Number 29 is a spring loaded quilting foot, and this is the second time I've put it on the machine. It came with the machine (to be precise, the Beast is the Activa 140 'Patchwork') as a part of the deal. It seems it should be for mending, but it's not and it doesn't. It gets stuck.

Oh wait, I do have number 3. This is a buttonhole foot.

The grooves are for holding thin cord in place as you stitch over with the automatic buttonhole setting.. 

I can actually do a corded buttonhole by hand. And only by hand. The buttonhole on the Beast is not reliable,  it won't do anything the same way twice. It's about.....20 years old, so I understand how the all over timing of this machine and it's computerized settings might not match the timing of the feed dogs. But there is nothing automatic about the buttonhole anymore. I just do the foursided one with a satin stitch and call it a day.

As weird as this is going to seem, the enormous groove of Number  64 is easier for me to use for basting piping. It is a rolled hem foot (they sell several sizes of these, none of which i have ever gotten the knack of) 

What is does have is the small round stitch hole, which is very good for teeny hems in flimsy fabric. So even if my rolling skills stink (I can get about three inches right and then I lose it), it's still handy enough.

This group photo gives you an idea of the open space for the needle. Also the thread slot angle.

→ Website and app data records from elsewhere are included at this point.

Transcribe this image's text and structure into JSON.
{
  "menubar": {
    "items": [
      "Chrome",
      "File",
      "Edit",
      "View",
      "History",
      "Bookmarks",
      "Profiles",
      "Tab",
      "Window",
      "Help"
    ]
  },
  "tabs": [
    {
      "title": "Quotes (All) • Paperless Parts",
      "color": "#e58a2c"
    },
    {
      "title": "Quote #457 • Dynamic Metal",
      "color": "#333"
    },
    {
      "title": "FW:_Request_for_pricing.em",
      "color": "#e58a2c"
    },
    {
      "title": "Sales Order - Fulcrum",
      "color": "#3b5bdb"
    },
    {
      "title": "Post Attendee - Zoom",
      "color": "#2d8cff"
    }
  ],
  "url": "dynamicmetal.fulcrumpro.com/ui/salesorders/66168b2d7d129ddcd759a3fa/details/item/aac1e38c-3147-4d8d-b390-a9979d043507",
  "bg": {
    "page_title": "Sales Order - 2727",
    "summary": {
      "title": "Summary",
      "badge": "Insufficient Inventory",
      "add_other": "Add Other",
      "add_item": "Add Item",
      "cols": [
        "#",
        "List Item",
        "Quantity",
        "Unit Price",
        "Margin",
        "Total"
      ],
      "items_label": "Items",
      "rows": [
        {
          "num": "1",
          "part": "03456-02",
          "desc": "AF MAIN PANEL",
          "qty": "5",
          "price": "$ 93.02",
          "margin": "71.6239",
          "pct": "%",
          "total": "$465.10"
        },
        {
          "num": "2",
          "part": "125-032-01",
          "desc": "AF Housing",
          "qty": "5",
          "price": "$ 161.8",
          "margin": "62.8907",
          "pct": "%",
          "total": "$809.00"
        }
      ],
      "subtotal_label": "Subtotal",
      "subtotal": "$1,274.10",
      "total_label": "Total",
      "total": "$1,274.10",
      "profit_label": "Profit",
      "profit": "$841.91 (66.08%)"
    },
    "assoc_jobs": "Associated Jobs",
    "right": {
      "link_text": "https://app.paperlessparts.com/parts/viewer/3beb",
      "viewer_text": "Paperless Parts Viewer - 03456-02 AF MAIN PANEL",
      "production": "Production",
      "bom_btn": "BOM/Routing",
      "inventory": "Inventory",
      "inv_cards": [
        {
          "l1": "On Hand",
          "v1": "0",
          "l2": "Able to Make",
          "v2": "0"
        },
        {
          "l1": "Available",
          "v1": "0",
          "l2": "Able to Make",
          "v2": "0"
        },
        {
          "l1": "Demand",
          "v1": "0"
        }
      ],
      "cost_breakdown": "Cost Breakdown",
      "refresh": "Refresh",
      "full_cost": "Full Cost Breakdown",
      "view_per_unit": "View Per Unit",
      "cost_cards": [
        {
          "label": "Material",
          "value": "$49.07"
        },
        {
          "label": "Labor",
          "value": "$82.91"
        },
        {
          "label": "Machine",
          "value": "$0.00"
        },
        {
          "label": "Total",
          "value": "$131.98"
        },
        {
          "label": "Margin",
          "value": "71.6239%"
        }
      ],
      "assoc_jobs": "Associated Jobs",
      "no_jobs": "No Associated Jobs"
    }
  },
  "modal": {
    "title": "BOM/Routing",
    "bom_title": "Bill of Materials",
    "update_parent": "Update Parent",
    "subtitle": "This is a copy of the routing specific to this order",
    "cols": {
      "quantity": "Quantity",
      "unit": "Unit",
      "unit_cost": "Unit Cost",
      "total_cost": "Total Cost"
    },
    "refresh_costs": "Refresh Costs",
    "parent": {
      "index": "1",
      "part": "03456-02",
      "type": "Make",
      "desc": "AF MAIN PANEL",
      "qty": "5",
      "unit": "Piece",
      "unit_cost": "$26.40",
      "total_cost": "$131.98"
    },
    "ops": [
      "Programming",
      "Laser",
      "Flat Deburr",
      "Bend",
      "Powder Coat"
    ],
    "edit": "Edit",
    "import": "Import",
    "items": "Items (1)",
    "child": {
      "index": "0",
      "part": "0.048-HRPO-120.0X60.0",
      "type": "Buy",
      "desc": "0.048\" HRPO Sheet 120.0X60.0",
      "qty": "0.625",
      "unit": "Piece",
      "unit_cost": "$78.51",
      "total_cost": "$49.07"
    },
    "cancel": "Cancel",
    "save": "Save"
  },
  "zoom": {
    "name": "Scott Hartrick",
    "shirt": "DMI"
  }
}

Why are all the slots open to the right, when the harp space opens to the left?  The threading action is counterintuitive to my brain (remembering that I'm holding the threads to the back when I'm starting the stitching. 
Number Three grabs pins less often than the others, which seems wrong to me, but it skips more (less metal to hold the fabric down while the needle pulls up). 

yes, I know, you don't sew over pins.
I do. 
Very very carefully.


I have more feet. I have a walking foot in the drawer under the manuals. I have used it a couple of times. I will use it again. 
I have to go hang my head in shame for the rest of the week. As often as I mock the Bernina, I am a slave to the Bernina. 
Because vroooooooooom.

I am in the process of cleaning up the sewing room and maybe we have a new Beast in the laboratory. One with a stretch stitch.

It took a lickin' getting here, so we'll see.
It slipped in the case and the bobbin spindle took a whack; it's not broken, but it sure isn't aligned. It's at the shop getting attended to. Hopefully any parts they need are still available. Because that is how they sold me a Bernina instead of tuning up the Elna. And maybe I've just bought a organ donor for the future.



*it's not magic or scottish. it's trademarked by 3M.

Sunday, November 5, 2017

One project completed, one to go

I find this oddly soothing. This post is just an excuse to get this onto the blog. That and I am so tired.
Four more dresses to go.

Son made Eagle Scout

See you next week.